In Unfair: The New Science of Criminal Injustice, law professor Adam Benforado begs to differ. He points out that the law of evidence hasn’t caught up with neuroscience. That the way we decide cases isn’t always justifiable. And he gives examples of how we are blind to problematic reasoning.

As we uncover the secret world of detectives, judges, prisoners, and others, we will confront challenging questions. What if our legal rules and practices not only are blind to the real influences on human behaviour but serve to actively perpetuate myths that neuroscientists and psychologists have revealed to be false? What if the structures and frameworks of criminal law that we have adopted to eliminate bias actually make matters worse? And if most people are unfamiliar with the complexities of our hidden minds, might there be power players out there taking advantage of this knowledge to stack the cards in their favour at the expense of the weakest?… Do we care that the path through our system is greased for some and tarred for others, owing to the cognitive biases of police officers, jurors, and judges? Does it matter that certain people are disadvantaged front the outset simply because of their structure of their brain or the shape of their face? … Is justice really blind? [Or is lady justice taking in a lot of information and once she has a picture of you, there’s not much you can do to change it?]… We are masters at jumping to conclusions based on an extremely limited amounts of evidence.

Is it time we rethink the way we establish facts in courtrooms? What role should science have in evidence law?

Interestingly, most rules of evidence are based on judicial decisions. Judges making rulings on a set of facts. They are not rooted in science. They are not thought out by bureaucrats. They are not meticulously updated to keep up with scientific developments. In fact, there is a tension between judges and science.

I remember first entering law school, being surprised that judges did not rely on secondary material, like research papers in coming to conclusions. Rather they were restricted to case law and witnesses. But is that justifiable? How should the scientific method influence judicial decision making? Are the senses really enough to judge a case? How should science and law influence one another?

In Saadati v Moorhead, 2017 SCC 28 the Supreme Court of Canada narrowly considered this question. At issue in the appeal was the necessity of medical expert evidence. The trial judge found that a series of motor vehicle accidents caused the plaintiff psychological injuries. However, no expert evidence was put forth to establish the mental injury.

Ultimately, the Supreme Court welcomed expert evidence. But said it wasn’t necessary to prove mental injury.
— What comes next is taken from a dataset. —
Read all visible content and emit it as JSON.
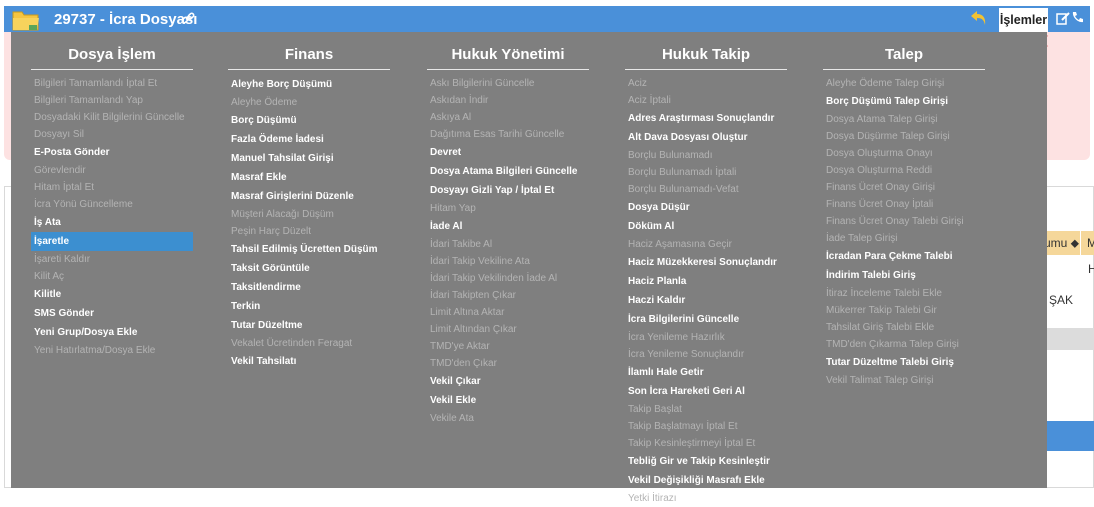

It also wasn’t necessary to confine a mental injury to a psychiatric disorder.

Justice Brown  stated at paragraph 2:

[2]                              This Court has, however, never required claimants to show a recognizable psychiatric illness as a precondition to recovery for mental injury. Nor, in my view, would it be desirable for it to do so now… recovery for mental injury does not require proof of a recognizable psychiatric illness. [Requiring proof of psychiatric illness is] premised upon dubious perceptions of psychiatry and of mental illness in general, which Canadian tort law should repudiate…

At paragraph 31, Justice Brown states that confining compensable mental injury to a medical condition is “suspect as a matter of methodology”. And that the categories identified as psychiatric disorders are constantly changing and evolving.

Although I agree that lawyers and judges shouldn’t abdicate their critical thinking to hired guns and that it shouldn’t be necessary to adduce expert evidence to show an injury, I strongly believe that we need to rethink the rules of evidence. The rules of evidence and how we apply these rules need to be grounded in science.

(Views are my own and do not represent the views of any organization.)